[Dataset rows for apps and sites]
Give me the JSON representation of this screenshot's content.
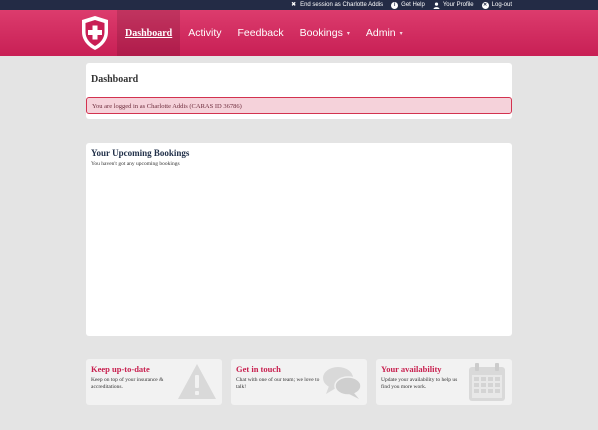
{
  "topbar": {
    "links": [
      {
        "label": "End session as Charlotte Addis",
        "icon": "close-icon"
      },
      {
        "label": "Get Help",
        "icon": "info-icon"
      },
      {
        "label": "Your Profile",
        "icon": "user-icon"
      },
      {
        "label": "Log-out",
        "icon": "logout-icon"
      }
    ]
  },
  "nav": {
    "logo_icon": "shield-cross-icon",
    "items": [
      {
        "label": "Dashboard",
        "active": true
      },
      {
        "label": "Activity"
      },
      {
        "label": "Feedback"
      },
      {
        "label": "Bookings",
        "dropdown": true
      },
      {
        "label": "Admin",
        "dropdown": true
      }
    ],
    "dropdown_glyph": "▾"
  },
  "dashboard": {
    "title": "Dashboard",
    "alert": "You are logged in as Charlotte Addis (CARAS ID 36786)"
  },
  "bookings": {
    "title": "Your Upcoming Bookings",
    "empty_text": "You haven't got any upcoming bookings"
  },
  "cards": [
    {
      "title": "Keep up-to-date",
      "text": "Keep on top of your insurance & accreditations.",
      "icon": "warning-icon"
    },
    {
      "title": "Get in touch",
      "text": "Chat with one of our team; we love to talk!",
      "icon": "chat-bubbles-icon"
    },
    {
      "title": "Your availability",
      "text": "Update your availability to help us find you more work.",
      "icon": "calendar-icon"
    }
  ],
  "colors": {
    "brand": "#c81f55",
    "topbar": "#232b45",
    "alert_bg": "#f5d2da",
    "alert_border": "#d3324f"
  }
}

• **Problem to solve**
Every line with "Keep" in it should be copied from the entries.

• **Answer for the task**
      "title": "Keep up-to-date",
      "text": "Keep on top of your insurance & accreditations.",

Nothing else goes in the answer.